Assigned task>
Among the entries below, please repeat exactly and only the lines from the line containing "Read all visible content and emit it as JSON." to the line containing "Read all visible text", both lines included.

Provided material>
++++++++

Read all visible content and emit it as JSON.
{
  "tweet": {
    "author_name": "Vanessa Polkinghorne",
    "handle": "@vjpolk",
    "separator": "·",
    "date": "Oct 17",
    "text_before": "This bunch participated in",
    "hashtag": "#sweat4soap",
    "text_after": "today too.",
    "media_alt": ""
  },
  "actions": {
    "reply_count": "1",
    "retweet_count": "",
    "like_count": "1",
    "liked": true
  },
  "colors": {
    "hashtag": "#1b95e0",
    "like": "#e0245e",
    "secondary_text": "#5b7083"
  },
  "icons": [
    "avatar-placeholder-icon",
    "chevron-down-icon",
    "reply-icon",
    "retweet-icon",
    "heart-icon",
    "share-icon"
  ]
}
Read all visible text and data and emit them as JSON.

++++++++

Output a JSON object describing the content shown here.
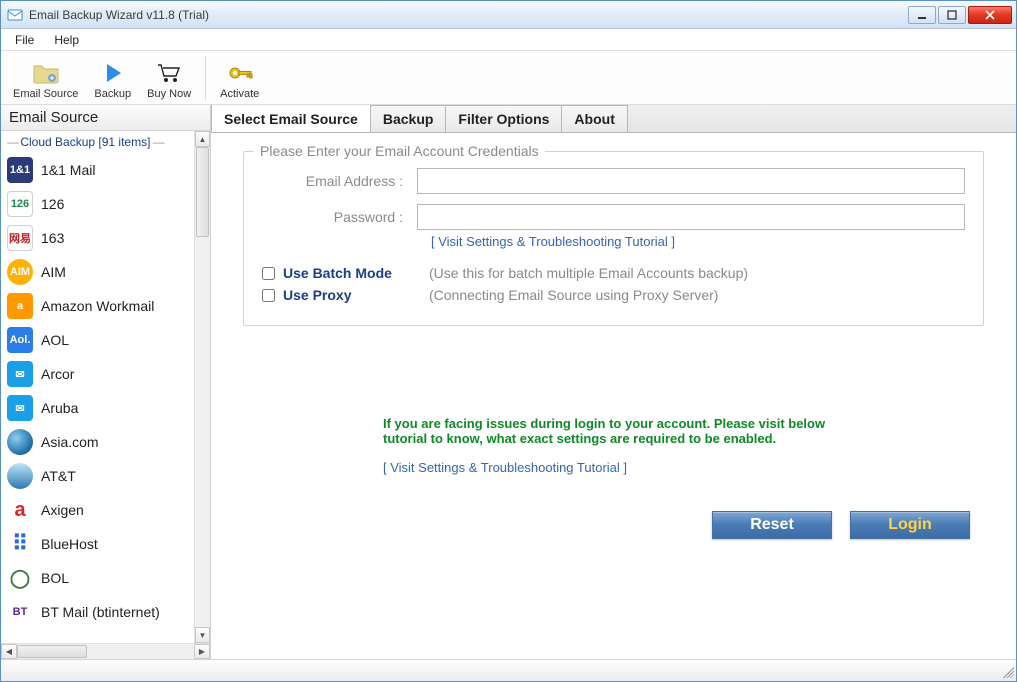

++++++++

Result for this task>
Read all visible content and emit it as JSON.
{
  "tweet": {
    "author_name": "Vanessa Polkinghorne",
    "handle": "@vjpolk",
    "separator": "·",
    "date": "Oct 17",
    "text_before": "This bunch participated in",
    "hashtag": "#sweat4soap",
    "text_after": "today too.",
    "media_alt": ""
  },
  "actions": {
    "reply_count": "1",
    "retweet_count": "",
    "like_count": "1",
    "liked": true
  },
  "colors": {
    "hashtag": "#1b95e0",
    "like": "#e0245e",
    "secondary_text": "#5b7083"
  },
  "icons": [
    "avatar-placeholder-icon",
    "chevron-down-icon",
    "reply-icon",
    "retweet-icon",
    "heart-icon",
    "share-icon"
  ]
}
Read all visible text and data and emit them as JSON.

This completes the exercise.